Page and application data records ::
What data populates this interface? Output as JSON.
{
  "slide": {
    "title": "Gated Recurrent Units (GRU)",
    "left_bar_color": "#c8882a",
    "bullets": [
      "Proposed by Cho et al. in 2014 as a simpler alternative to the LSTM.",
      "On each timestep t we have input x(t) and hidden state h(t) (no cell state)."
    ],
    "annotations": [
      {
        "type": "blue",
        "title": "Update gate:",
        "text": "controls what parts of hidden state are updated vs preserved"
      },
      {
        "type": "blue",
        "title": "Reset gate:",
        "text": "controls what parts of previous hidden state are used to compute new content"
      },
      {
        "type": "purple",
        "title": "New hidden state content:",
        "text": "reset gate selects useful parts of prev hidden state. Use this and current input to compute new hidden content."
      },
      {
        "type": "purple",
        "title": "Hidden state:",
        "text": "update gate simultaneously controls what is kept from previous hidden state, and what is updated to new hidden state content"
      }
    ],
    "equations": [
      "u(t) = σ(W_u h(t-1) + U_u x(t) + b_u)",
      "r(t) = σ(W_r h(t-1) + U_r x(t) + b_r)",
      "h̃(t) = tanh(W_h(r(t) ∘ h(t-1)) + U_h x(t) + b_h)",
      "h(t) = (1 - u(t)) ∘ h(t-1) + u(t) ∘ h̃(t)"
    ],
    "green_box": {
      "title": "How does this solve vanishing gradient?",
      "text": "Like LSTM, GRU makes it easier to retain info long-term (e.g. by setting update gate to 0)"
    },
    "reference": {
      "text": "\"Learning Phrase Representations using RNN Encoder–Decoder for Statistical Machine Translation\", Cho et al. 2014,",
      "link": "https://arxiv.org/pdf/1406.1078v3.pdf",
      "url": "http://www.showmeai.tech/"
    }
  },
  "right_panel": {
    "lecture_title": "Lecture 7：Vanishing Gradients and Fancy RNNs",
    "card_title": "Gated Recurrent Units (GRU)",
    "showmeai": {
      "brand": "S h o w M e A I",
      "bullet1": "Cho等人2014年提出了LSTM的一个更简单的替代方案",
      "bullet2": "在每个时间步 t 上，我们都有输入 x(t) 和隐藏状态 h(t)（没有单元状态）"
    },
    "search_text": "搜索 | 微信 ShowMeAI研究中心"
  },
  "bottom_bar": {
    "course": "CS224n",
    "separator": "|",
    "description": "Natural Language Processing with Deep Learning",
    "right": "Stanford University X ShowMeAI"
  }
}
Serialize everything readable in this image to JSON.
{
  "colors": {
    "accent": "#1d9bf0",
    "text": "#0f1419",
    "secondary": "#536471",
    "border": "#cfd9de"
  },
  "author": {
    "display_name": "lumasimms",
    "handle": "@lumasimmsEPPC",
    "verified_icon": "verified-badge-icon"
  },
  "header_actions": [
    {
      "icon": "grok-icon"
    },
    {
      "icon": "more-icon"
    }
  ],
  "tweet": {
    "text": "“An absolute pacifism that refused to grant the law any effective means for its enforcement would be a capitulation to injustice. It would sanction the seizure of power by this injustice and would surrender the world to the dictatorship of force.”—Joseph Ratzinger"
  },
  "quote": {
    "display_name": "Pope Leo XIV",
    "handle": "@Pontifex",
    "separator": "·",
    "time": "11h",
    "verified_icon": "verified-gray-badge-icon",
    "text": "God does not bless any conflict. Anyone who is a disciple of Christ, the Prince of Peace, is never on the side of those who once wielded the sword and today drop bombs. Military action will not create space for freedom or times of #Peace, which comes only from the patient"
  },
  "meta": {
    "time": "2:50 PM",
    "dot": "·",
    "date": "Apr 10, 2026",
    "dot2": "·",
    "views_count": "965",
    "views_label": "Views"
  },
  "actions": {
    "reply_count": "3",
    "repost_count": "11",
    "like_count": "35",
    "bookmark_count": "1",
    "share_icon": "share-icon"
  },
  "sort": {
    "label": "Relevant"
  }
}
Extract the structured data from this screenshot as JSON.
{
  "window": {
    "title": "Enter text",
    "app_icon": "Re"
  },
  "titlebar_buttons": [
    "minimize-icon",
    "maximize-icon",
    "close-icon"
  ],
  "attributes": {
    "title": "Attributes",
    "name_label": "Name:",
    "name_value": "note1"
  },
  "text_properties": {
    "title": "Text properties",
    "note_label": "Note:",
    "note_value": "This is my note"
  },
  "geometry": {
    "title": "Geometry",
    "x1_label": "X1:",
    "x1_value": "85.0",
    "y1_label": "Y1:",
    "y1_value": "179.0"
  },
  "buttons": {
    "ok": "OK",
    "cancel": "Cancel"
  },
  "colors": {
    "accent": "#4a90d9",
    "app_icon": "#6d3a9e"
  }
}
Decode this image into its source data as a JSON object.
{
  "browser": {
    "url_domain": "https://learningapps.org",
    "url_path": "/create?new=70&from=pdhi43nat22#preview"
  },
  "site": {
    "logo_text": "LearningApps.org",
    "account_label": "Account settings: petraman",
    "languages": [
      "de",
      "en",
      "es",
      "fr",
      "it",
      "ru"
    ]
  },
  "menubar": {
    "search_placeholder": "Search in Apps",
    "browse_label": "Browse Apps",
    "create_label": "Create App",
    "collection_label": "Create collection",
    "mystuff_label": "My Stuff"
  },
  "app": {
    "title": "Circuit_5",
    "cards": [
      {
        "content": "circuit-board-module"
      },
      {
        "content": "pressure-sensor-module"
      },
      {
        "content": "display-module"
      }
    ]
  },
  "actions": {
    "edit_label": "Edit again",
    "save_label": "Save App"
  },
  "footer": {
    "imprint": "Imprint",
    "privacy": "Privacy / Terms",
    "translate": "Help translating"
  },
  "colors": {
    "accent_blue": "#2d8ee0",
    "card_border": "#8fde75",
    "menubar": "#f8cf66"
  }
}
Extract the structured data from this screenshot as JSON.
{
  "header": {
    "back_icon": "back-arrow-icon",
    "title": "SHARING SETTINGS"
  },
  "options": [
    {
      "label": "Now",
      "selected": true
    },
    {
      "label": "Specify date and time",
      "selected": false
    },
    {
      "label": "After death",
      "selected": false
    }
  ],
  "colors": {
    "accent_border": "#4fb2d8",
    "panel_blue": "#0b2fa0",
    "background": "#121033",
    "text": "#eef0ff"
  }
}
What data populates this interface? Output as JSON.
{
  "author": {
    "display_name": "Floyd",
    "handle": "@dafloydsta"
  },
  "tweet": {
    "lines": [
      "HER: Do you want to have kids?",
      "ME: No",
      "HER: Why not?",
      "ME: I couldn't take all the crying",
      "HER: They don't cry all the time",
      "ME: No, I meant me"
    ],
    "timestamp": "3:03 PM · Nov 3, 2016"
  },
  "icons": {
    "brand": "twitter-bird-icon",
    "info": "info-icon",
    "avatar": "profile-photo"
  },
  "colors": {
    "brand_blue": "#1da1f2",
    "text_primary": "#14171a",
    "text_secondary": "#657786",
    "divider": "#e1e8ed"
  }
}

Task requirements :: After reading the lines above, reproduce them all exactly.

Task solution ::
What data populates this interface? Output as JSON.
{
  "slide": {
    "title": "Gated Recurrent Units (GRU)",
    "left_bar_color": "#c8882a",
    "bullets": [
      "Proposed by Cho et al. in 2014 as a simpler alternative to the LSTM.",
      "On each timestep t we have input x(t) and hidden state h(t) (no cell state)."
    ],
    "annotations": [
      {
        "type": "blue",
        "title": "Update gate:",
        "text": "controls what parts of hidden state are updated vs preserved"
      },
      {
        "type": "blue",
        "title": "Reset gate:",
        "text": "controls what parts of previous hidden state are used to compute new content"
      },
      {
        "type": "purple",
        "title": "New hidden state content:",
        "text": "reset gate selects useful parts of prev hidden state. Use this and current input to compute new hidden content."
      },
      {
        "type": "purple",
        "title": "Hidden state:",
        "text": "update gate simultaneously controls what is kept from previous hidden state, and what is updated to new hidden state content"
      }
    ],
    "equations": [
      "u(t) = σ(W_u h(t-1) + U_u x(t) + b_u)",
      "r(t) = σ(W_r h(t-1) + U_r x(t) + b_r)",
      "h̃(t) = tanh(W_h(r(t) ∘ h(t-1)) + U_h x(t) + b_h)",
      "h(t) = (1 - u(t)) ∘ h(t-1) + u(t) ∘ h̃(t)"
    ],
    "green_box": {
      "title": "How does this solve vanishing gradient?",
      "text": "Like LSTM, GRU makes it easier to retain info long-term (e.g. by setting update gate to 0)"
    },
    "reference": {
      "text": "\"Learning Phrase Representations using RNN Encoder–Decoder for Statistical Machine Translation\", Cho et al. 2014,",
      "link": "https://arxiv.org/pdf/1406.1078v3.pdf",
      "url": "http://www.showmeai.tech/"
    }
  },
  "right_panel": {
    "lecture_title": "Lecture 7：Vanishing Gradients and Fancy RNNs",
    "card_title": "Gated Recurrent Units (GRU)",
    "showmeai": {
      "brand": "S h o w M e A I",
      "bullet1": "Cho等人2014年提出了LSTM的一个更简单的替代方案",
      "bullet2": "在每个时间步 t 上，我们都有输入 x(t) 和隐藏状态 h(t)（没有单元状态）"
    },
    "search_text": "搜索 | 微信 ShowMeAI研究中心"
  },
  "bottom_bar": {
    "course": "CS224n",
    "separator": "|",
    "description": "Natural Language Processing with Deep Learning",
    "right": "Stanford University X ShowMeAI"
  }
}
Serialize everything readable in this image to JSON.
{
  "colors": {
    "accent": "#1d9bf0",
    "text": "#0f1419",
    "secondary": "#536471",
    "border": "#cfd9de"
  },
  "author": {
    "display_name": "lumasimms",
    "handle": "@lumasimmsEPPC",
    "verified_icon": "verified-badge-icon"
  },
  "header_actions": [
    {
      "icon": "grok-icon"
    },
    {
      "icon": "more-icon"
    }
  ],
  "tweet": {
    "text": "“An absolute pacifism that refused to grant the law any effective means for its enforcement would be a capitulation to injustice. It would sanction the seizure of power by this injustice and would surrender the world to the dictatorship of force.”—Joseph Ratzinger"
  },
  "quote": {
    "display_name": "Pope Leo XIV",
    "handle": "@Pontifex",
    "separator": "·",
    "time": "11h",
    "verified_icon": "verified-gray-badge-icon",
    "text": "God does not bless any conflict. Anyone who is a disciple of Christ, the Prince of Peace, is never on the side of those who once wielded the sword and today drop bombs. Military action will not create space for freedom or times of #Peace, which comes only from the patient"
  },
  "meta": {
    "time": "2:50 PM",
    "dot": "·",
    "date": "Apr 10, 2026",
    "dot2": "·",
    "views_count": "965",
    "views_label": "Views"
  },
  "actions": {
    "reply_count": "3",
    "repost_count": "11",
    "like_count": "35",
    "bookmark_count": "1",
    "share_icon": "share-icon"
  },
  "sort": {
    "label": "Relevant"
  }
}
Extract the structured data from this screenshot as JSON.
{
  "window": {
    "title": "Enter text",
    "app_icon": "Re"
  },
  "titlebar_buttons": [
    "minimize-icon",
    "maximize-icon",
    "close-icon"
  ],
  "attributes": {
    "title": "Attributes",
    "name_label": "Name:",
    "name_value": "note1"
  },
  "text_properties": {
    "title": "Text properties",
    "note_label": "Note:",
    "note_value": "This is my note"
  },
  "geometry": {
    "title": "Geometry",
    "x1_label": "X1:",
    "x1_value": "85.0",
    "y1_label": "Y1:",
    "y1_value": "179.0"
  },
  "buttons": {
    "ok": "OK",
    "cancel": "Cancel"
  },
  "colors": {
    "accent": "#4a90d9",
    "app_icon": "#6d3a9e"
  }
}
Decode this image into its source data as a JSON object.
{
  "browser": {
    "url_domain": "https://learningapps.org",
    "url_path": "/create?new=70&from=pdhi43nat22#preview"
  },
  "site": {
    "logo_text": "LearningApps.org",
    "account_label": "Account settings: petraman",
    "languages": [
      "de",
      "en",
      "es",
      "fr",
      "it",
      "ru"
    ]
  },
  "menubar": {
    "search_placeholder": "Search in Apps",
    "browse_label": "Browse Apps",
    "create_label": "Create App",
    "collection_label": "Create collection",
    "mystuff_label": "My Stuff"
  },
  "app": {
    "title": "Circuit_5",
    "cards": [
      {
        "content": "circuit-board-module"
      },
      {
        "content": "pressure-sensor-module"
      },
      {
        "content": "display-module"
      }
    ]
  },
  "actions": {
    "edit_label": "Edit again",
    "save_label": "Save App"
  },
  "footer": {
    "imprint": "Imprint",
    "privacy": "Privacy / Terms",
    "translate": "Help translating"
  },
  "colors": {
    "accent_blue": "#2d8ee0",
    "card_border": "#8fde75",
    "menubar": "#f8cf66"
  }
}
Extract the structured data from this screenshot as JSON.
{
  "header": {
    "back_icon": "back-arrow-icon",
    "title": "SHARING SETTINGS"
  },
  "options": [
    {
      "label": "Now",
      "selected": true
    },
    {
      "label": "Specify date and time",
      "selected": false
    },
    {
      "label": "After death",
      "selected": false
    }
  ],
  "colors": {
    "accent_border": "#4fb2d8",
    "panel_blue": "#0b2fa0",
    "background": "#121033",
    "text": "#eef0ff"
  }
}
What data populates this interface? Output as JSON.
{
  "author": {
    "display_name": "Floyd",
    "handle": "@dafloydsta"
  },
  "tweet": {
    "lines": [
      "HER: Do you want to have kids?",
      "ME: No",
      "HER: Why not?",
      "ME: I couldn't take all the crying",
      "HER: They don't cry all the time",
      "ME: No, I meant me"
    ],
    "timestamp": "3:03 PM · Nov 3, 2016"
  },
  "icons": {
    "brand": "twitter-bird-icon",
    "info": "info-icon",
    "avatar": "profile-photo"
  },
  "colors": {
    "brand_blue": "#1da1f2",
    "text_primary": "#14171a",
    "text_secondary": "#657786",
    "divider": "#e1e8ed"
  }
}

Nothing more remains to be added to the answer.